TASK DIRECTIONS: Below are records that must be duplicated exactly.

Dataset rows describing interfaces
Segment Open
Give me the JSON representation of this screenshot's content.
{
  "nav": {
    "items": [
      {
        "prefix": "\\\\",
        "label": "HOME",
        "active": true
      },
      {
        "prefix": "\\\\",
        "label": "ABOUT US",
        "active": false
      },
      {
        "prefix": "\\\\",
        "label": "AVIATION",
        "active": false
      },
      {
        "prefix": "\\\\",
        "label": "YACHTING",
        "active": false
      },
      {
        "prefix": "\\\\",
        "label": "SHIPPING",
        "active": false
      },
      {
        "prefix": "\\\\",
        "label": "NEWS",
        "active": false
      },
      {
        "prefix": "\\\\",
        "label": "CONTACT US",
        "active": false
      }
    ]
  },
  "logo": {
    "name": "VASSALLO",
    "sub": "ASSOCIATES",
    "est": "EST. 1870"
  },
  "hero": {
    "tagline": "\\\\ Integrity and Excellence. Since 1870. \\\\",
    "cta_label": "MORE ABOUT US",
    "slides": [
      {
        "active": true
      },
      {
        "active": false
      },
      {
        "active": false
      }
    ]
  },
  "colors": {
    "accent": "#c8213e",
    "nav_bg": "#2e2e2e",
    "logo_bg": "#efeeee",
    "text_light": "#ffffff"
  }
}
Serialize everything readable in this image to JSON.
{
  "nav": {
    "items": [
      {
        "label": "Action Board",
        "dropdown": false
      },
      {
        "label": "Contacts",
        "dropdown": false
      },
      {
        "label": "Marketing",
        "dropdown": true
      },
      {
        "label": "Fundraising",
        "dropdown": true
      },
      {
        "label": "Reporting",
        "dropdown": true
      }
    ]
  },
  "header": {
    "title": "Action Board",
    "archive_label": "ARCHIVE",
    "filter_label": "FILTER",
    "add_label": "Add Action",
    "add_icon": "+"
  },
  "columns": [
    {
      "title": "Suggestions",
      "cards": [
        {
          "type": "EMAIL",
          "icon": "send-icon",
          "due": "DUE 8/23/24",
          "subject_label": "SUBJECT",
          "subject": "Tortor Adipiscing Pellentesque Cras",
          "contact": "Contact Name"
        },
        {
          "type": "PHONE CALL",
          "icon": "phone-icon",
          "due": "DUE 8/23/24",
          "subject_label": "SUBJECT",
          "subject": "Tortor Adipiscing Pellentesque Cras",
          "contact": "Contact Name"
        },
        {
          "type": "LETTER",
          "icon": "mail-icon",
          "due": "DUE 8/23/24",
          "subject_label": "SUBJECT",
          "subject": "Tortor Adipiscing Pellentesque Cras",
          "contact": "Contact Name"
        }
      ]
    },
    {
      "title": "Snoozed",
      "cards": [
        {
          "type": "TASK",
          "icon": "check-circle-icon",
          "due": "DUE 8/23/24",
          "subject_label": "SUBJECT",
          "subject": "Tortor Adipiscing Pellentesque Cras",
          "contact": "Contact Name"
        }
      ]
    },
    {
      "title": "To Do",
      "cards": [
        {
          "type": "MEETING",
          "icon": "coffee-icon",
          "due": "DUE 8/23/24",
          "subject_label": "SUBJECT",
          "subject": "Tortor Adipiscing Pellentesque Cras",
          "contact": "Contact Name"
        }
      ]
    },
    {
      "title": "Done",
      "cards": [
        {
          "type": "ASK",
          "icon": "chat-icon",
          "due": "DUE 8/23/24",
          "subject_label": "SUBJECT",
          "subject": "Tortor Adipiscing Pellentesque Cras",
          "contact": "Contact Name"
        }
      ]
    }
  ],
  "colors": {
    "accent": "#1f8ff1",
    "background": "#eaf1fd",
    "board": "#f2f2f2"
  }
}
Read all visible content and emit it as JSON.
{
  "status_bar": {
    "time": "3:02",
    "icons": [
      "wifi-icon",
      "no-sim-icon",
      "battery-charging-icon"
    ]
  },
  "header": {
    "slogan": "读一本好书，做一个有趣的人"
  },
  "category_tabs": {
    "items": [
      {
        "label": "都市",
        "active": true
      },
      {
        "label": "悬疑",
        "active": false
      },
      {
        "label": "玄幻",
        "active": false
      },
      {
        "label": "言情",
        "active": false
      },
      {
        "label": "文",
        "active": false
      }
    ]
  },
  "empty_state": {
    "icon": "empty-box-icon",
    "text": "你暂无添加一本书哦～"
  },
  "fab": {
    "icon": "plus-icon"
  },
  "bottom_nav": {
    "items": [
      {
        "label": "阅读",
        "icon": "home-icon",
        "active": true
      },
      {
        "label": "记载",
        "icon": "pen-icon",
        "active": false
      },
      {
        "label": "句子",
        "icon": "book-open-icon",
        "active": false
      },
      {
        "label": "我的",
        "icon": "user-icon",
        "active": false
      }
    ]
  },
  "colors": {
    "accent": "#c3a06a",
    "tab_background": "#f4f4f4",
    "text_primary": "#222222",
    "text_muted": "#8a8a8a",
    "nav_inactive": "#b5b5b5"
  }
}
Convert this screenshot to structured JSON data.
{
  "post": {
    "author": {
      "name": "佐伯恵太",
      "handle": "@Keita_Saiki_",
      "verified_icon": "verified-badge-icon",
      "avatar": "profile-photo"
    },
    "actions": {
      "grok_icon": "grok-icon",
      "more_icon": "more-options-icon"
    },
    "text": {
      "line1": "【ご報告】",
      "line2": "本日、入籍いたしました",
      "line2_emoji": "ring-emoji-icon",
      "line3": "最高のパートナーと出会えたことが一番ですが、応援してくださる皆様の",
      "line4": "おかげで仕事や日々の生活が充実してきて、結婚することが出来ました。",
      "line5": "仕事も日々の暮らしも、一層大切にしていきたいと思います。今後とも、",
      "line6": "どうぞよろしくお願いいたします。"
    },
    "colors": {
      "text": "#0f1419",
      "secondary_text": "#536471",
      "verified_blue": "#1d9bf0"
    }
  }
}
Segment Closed
RESULT BELOW:
Give me the JSON representation of this screenshot's content.
{
  "nav": {
    "items": [
      {
        "prefix": "\\\\",
        "label": "HOME",
        "active": true
      },
      {
        "prefix": "\\\\",
        "label": "ABOUT US",
        "active": false
      },
      {
        "prefix": "\\\\",
        "label": "AVIATION",
        "active": false
      },
      {
        "prefix": "\\\\",
        "label": "YACHTING",
        "active": false
      },
      {
        "prefix": "\\\\",
        "label": "SHIPPING",
        "active": false
      },
      {
        "prefix": "\\\\",
        "label": "NEWS",
        "active": false
      },
      {
        "prefix": "\\\\",
        "label": "CONTACT US",
        "active": false
      }
    ]
  },
  "logo": {
    "name": "VASSALLO",
    "sub": "ASSOCIATES",
    "est": "EST. 1870"
  },
  "hero": {
    "tagline": "\\\\ Integrity and Excellence. Since 1870. \\\\",
    "cta_label": "MORE ABOUT US",
    "slides": [
      {
        "active": true
      },
      {
        "active": false
      },
      {
        "active": false
      }
    ]
  },
  "colors": {
    "accent": "#c8213e",
    "nav_bg": "#2e2e2e",
    "logo_bg": "#efeeee",
    "text_light": "#ffffff"
  }
}
Serialize everything readable in this image to JSON.
{
  "nav": {
    "items": [
      {
        "label": "Action Board",
        "dropdown": false
      },
      {
        "label": "Contacts",
        "dropdown": false
      },
      {
        "label": "Marketing",
        "dropdown": true
      },
      {
        "label": "Fundraising",
        "dropdown": true
      },
      {
        "label": "Reporting",
        "dropdown": true
      }
    ]
  },
  "header": {
    "title": "Action Board",
    "archive_label": "ARCHIVE",
    "filter_label": "FILTER",
    "add_label": "Add Action",
    "add_icon": "+"
  },
  "columns": [
    {
      "title": "Suggestions",
      "cards": [
        {
          "type": "EMAIL",
          "icon": "send-icon",
          "due": "DUE 8/23/24",
          "subject_label": "SUBJECT",
          "subject": "Tortor Adipiscing Pellentesque Cras",
          "contact": "Contact Name"
        },
        {
          "type": "PHONE CALL",
          "icon": "phone-icon",
          "due": "DUE 8/23/24",
          "subject_label": "SUBJECT",
          "subject": "Tortor Adipiscing Pellentesque Cras",
          "contact": "Contact Name"
        },
        {
          "type": "LETTER",
          "icon": "mail-icon",
          "due": "DUE 8/23/24",
          "subject_label": "SUBJECT",
          "subject": "Tortor Adipiscing Pellentesque Cras",
          "contact": "Contact Name"
        }
      ]
    },
    {
      "title": "Snoozed",
      "cards": [
        {
          "type": "TASK",
          "icon": "check-circle-icon",
          "due": "DUE 8/23/24",
          "subject_label": "SUBJECT",
          "subject": "Tortor Adipiscing Pellentesque Cras",
          "contact": "Contact Name"
        }
      ]
    },
    {
      "title": "To Do",
      "cards": [
        {
          "type": "MEETING",
          "icon": "coffee-icon",
          "due": "DUE 8/23/24",
          "subject_label": "SUBJECT",
          "subject": "Tortor Adipiscing Pellentesque Cras",
          "contact": "Contact Name"
        }
      ]
    },
    {
      "title": "Done",
      "cards": [
        {
          "type": "ASK",
          "icon": "chat-icon",
          "due": "DUE 8/23/24",
          "subject_label": "SUBJECT",
          "subject": "Tortor Adipiscing Pellentesque Cras",
          "contact": "Contact Name"
        }
      ]
    }
  ],
  "colors": {
    "accent": "#1f8ff1",
    "background": "#eaf1fd",
    "board": "#f2f2f2"
  }
}
Read all visible content and emit it as JSON.
{
  "status_bar": {
    "time": "3:02",
    "icons": [
      "wifi-icon",
      "no-sim-icon",
      "battery-charging-icon"
    ]
  },
  "header": {
    "slogan": "读一本好书，做一个有趣的人"
  },
  "category_tabs": {
    "items": [
      {
        "label": "都市",
        "active": true
      },
      {
        "label": "悬疑",
        "active": false
      },
      {
        "label": "玄幻",
        "active": false
      },
      {
        "label": "言情",
        "active": false
      },
      {
        "label": "文",
        "active": false
      }
    ]
  },
  "empty_state": {
    "icon": "empty-box-icon",
    "text": "你暂无添加一本书哦～"
  },
  "fab": {
    "icon": "plus-icon"
  },
  "bottom_nav": {
    "items": [
      {
        "label": "阅读",
        "icon": "home-icon",
        "active": true
      },
      {
        "label": "记载",
        "icon": "pen-icon",
        "active": false
      },
      {
        "label": "句子",
        "icon": "book-open-icon",
        "active": false
      },
      {
        "label": "我的",
        "icon": "user-icon",
        "active": false
      }
    ]
  },
  "colors": {
    "accent": "#c3a06a",
    "tab_background": "#f4f4f4",
    "text_primary": "#222222",
    "text_muted": "#8a8a8a",
    "nav_inactive": "#b5b5b5"
  }
}
Convert this screenshot to structured JSON data.
{
  "post": {
    "author": {
      "name": "佐伯恵太",
      "handle": "@Keita_Saiki_",
      "verified_icon": "verified-badge-icon",
      "avatar": "profile-photo"
    },
    "actions": {
      "grok_icon": "grok-icon",
      "more_icon": "more-options-icon"
    },
    "text": {
      "line1": "【ご報告】",
      "line2": "本日、入籍いたしました",
      "line2_emoji": "ring-emoji-icon",
      "line3": "最高のパートナーと出会えたことが一番ですが、応援してくださる皆様の",
      "line4": "おかげで仕事や日々の生活が充実してきて、結婚することが出来ました。",
      "line5": "仕事も日々の暮らしも、一層大切にしていきたいと思います。今後とも、",
      "line6": "どうぞよろしくお願いいたします。"
    },
    "colors": {
      "text": "#0f1419",
      "secondary_text": "#536471",
      "verified_blue": "#1d9bf0"
    }
  }
}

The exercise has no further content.